- [GIVEN DATA]
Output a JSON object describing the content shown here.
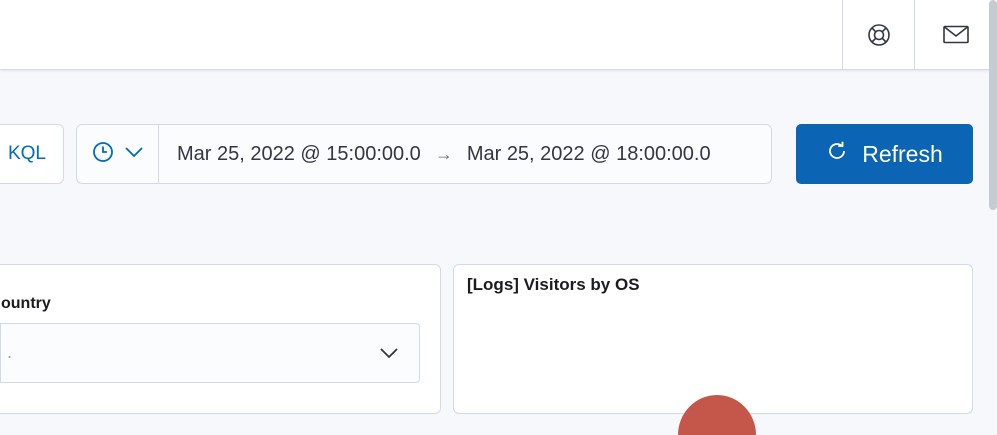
{
  "header": {
    "help_icon": "help-lifebuoy-icon",
    "mail_icon": "mail-icon"
  },
  "query_bar": {
    "language_label": "KQL",
    "quick_select_icon": "clock-icon",
    "start_date": "Mar 25, 2022 @ 15:00:00.0",
    "range_arrow": "→",
    "end_date": "Mar 25, 2022 @ 18:00:00.0",
    "refresh_label": "Refresh"
  },
  "panels": {
    "controls": {
      "label": "ountry",
      "select_placeholder": "."
    },
    "visitors_by_os": {
      "title": "[Logs] Visitors by OS",
      "slice_color": "#c4564a"
    }
  },
  "colors": {
    "primary": "#0b64b4",
    "link": "#006bb8",
    "border": "#d3dae6"
  }
}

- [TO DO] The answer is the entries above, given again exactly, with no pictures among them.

- [WRITTEN ANSWER]
Output a JSON object describing the content shown here.
{
  "header": {
    "help_icon": "help-lifebuoy-icon",
    "mail_icon": "mail-icon"
  },
  "query_bar": {
    "language_label": "KQL",
    "quick_select_icon": "clock-icon",
    "start_date": "Mar 25, 2022 @ 15:00:00.0",
    "range_arrow": "→",
    "end_date": "Mar 25, 2022 @ 18:00:00.0",
    "refresh_label": "Refresh"
  },
  "panels": {
    "controls": {
      "label": "ountry",
      "select_placeholder": "."
    },
    "visitors_by_os": {
      "title": "[Logs] Visitors by OS",
      "slice_color": "#c4564a"
    }
  },
  "colors": {
    "primary": "#0b64b4",
    "link": "#006bb8",
    "border": "#d3dae6"
  }
}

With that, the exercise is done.